While known to have links to al Qaeda, al-Shabab has for years been focused on carrying out attacks primarily inside Somalia. There have been suggestions of divisions among the organization's leadership causing tension, and it has not typically been considered the greatest threat to U.S. interests -- certainly not in comparison to the Yemen-based al Qaeda franchise al Qaeda in the Arabian Peninsula (AQAP).
Last week, however, new information surfaced in the form of a document filed in a court case in New York's Eastern District, alleging that al-Shabab is or was operating a "research and development department" aimed at producing chemical weapons.
U.S. Secretary of State John Kerry, meanwhile, condemned over the weekend what he called "an enormous offense against everybody's sense of right and wrong," and called the attackers "ruthless and completely reckless terrorists."
Kerry, who was in New York for meetings at the United Nations, spoke Sunday with Somalia's foreign minister and U.N. ambassador.
Kenyan President Uhuru Kenyatta reiterated his government's determination to continue fighting al-Shabab.
"We went as a nation into Somalia to help stabilize the country and most importantly to fight terror that had been unleashed on Kenya and the world," said Kenyatta."We shall not relent on the war on terror."
He said although the violent attack had succeeded, Kenyan security forces had "neutralized" many others.
Earlier in the day Kenyatta said he his nephew and his nephew's fiance were killed in the attack.
Kenyan security officials sought to reassure the families of hostages inside but implied that hostages could be killed. The security operation is "delicate" because Kenyan forces hoped to ensure the hostages are evacuated safely, said Interior Cabinet Secretary Joseph Lenku.
"The priority is to save as many lives as possible," Lenku said, adding that more than 1,000 people escaped the attack inside the mall on Saturday.
"We have received a lot of messages from friendly countries, but for now it remains our operation," Lenku said.
CBS News' travel editor Peter Greenberg, who is visiting Nairobi, described the Westgate as "a very large mall, with more than 80 stores and large grocery stores and banks," that is popular with locals and tourists alike.

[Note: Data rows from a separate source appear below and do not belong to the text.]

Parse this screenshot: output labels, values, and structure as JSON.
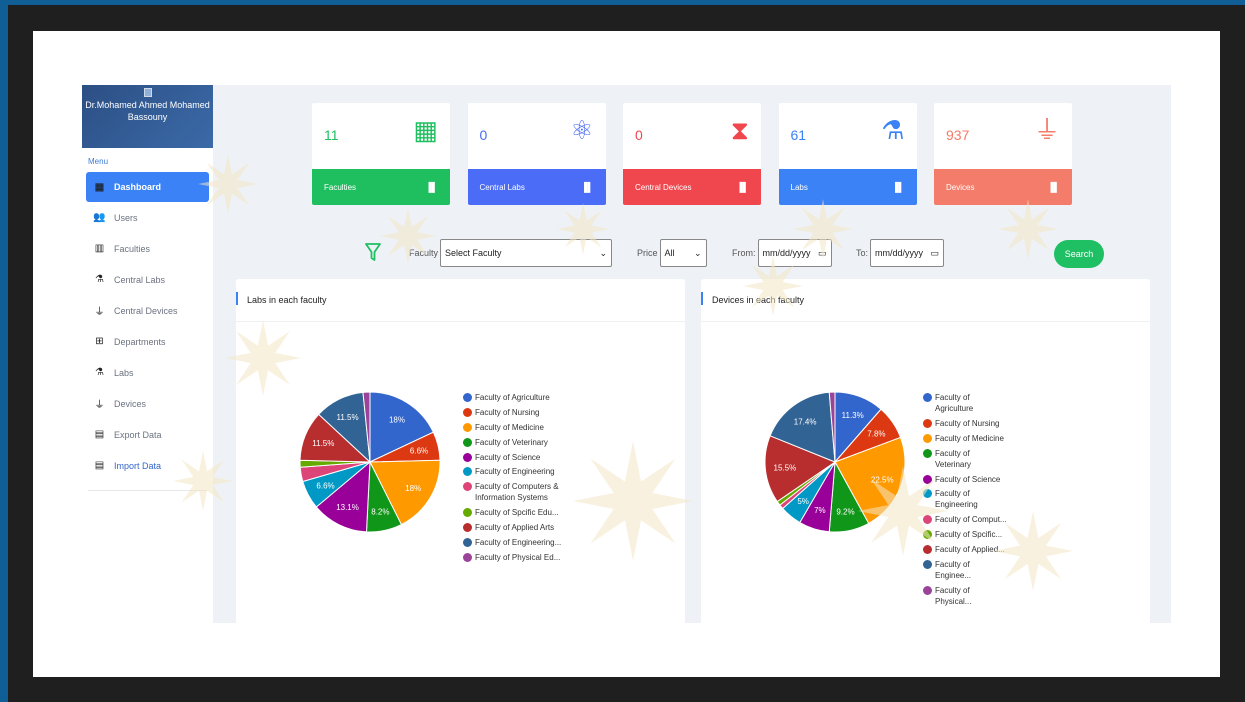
{
  "user": {
    "name": "Dr.Mohamed Ahmed Mohamed Bassouny"
  },
  "sidebar": {
    "menu_label": "Menu",
    "items": [
      {
        "label": "Dashboard",
        "icon": "dashboard-icon",
        "active": true
      },
      {
        "label": "Users",
        "icon": "users-icon"
      },
      {
        "label": "Faculties",
        "icon": "building-icon"
      },
      {
        "label": "Central Labs",
        "icon": "flask-icon"
      },
      {
        "label": "Central Devices",
        "icon": "plug-icon"
      },
      {
        "label": "Departments",
        "icon": "sitemap-icon"
      },
      {
        "label": "Labs",
        "icon": "flask-icon"
      },
      {
        "label": "Devices",
        "icon": "plug-icon"
      },
      {
        "label": "Export Data",
        "icon": "file-export-icon"
      },
      {
        "label": "Import Data",
        "icon": "file-import-icon"
      }
    ]
  },
  "stats": [
    {
      "count": "11",
      "label": "Faculties",
      "icon": "building-icon",
      "color": "#1fbf5f",
      "count_color": "#1fbf5f"
    },
    {
      "count": "0",
      "label": "Central Labs",
      "icon": "atom-icon",
      "color": "#4a6cf7",
      "count_color": "#4a6cf7"
    },
    {
      "count": "0",
      "label": "Central Devices",
      "icon": "dna-icon",
      "color": "#f0474e",
      "count_color": "#f0474e"
    },
    {
      "count": "61",
      "label": "Labs",
      "icon": "flask-icon",
      "color": "#3b82f6",
      "count_color": "#3b82f6"
    },
    {
      "count": "937",
      "label": "Devices",
      "icon": "plug-icon",
      "color": "#f47c6a",
      "count_color": "#f47c6a"
    }
  ],
  "filters": {
    "faculty_label": "Faculty",
    "faculty_value": "Select Faculty",
    "price_label": "Price",
    "price_value": "All",
    "from_label": "From:",
    "from_placeholder": "mm/dd/yyyy",
    "to_label": "To:",
    "to_placeholder": "mm/dd/yyyy",
    "search_label": "Search"
  },
  "chart_data": [
    {
      "type": "pie",
      "title": "Labs in each faculty",
      "categories": [
        "Faculty of Agriculture",
        "Faculty of Nursing",
        "Faculty of Medicine",
        "Faculty of Veterinary",
        "Faculty of Science",
        "Faculty of Engineering",
        "Faculty of Computers & Information Systems",
        "Faculty of Spcific Edu...",
        "Faculty of Applied Arts",
        "Faculty of Engineering...",
        "Faculty of Physical Ed..."
      ],
      "values": [
        18,
        6.6,
        18,
        8.2,
        13.1,
        6.6,
        3.3,
        1.6,
        11.5,
        11.5,
        1.6
      ],
      "slice_labels": [
        "18%",
        "6.6%",
        "18%",
        "8.2%",
        "13.1%",
        "6.6%",
        "",
        "",
        "11.5%",
        "11.5%",
        ""
      ],
      "colors": [
        "#3366cc",
        "#dc3912",
        "#ff9900",
        "#109618",
        "#990099",
        "#0099c6",
        "#dd4477",
        "#66aa00",
        "#b82e2e",
        "#316395",
        "#994499"
      ],
      "legend": "right"
    },
    {
      "type": "pie",
      "title": "Devices in each faculty",
      "categories": [
        "Faculty of Agriculture",
        "Faculty of Nursing",
        "Faculty of Medicine",
        "Faculty of Veterinary",
        "Faculty of Science",
        "Faculty of Engineering",
        "Faculty of Comput...",
        "Faculty of Spcific...",
        "Faculty of Applied...",
        "Faculty of Enginee...",
        "Faculty of Physical..."
      ],
      "values": [
        11.3,
        7.8,
        22.5,
        9.2,
        7,
        5,
        1,
        1,
        15.5,
        17.4,
        1.3
      ],
      "slice_labels": [
        "11.3%",
        "7.8%",
        "22.5%",
        "9.2%",
        "7%",
        "5%",
        "",
        "",
        "15.5%",
        "17.4%",
        ""
      ],
      "colors": [
        "#3366cc",
        "#dc3912",
        "#ff9900",
        "#109618",
        "#990099",
        "#0099c6",
        "#dd4477",
        "#66aa00",
        "#b82e2e",
        "#316395",
        "#994499"
      ],
      "legend": "right"
    }
  ]
}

At least four Britons were confirmed dead in the attack on Monday morning, after Britain's prime minister warned his nation on Sunday to "prepare ourselves for further bad news" when the U.K. death toll stood at three. There are approximately 40,000 British nationals living in Nairobi.
In addition to the Britons, Kenyans, French, Canadians, Indians, a Ghanaian, a South African and a Chinese woman had been confirmed dead.
The United Nations Security Council condemned the attacks and "expressed their solidarity with the people and Government of Kenya" in a statement.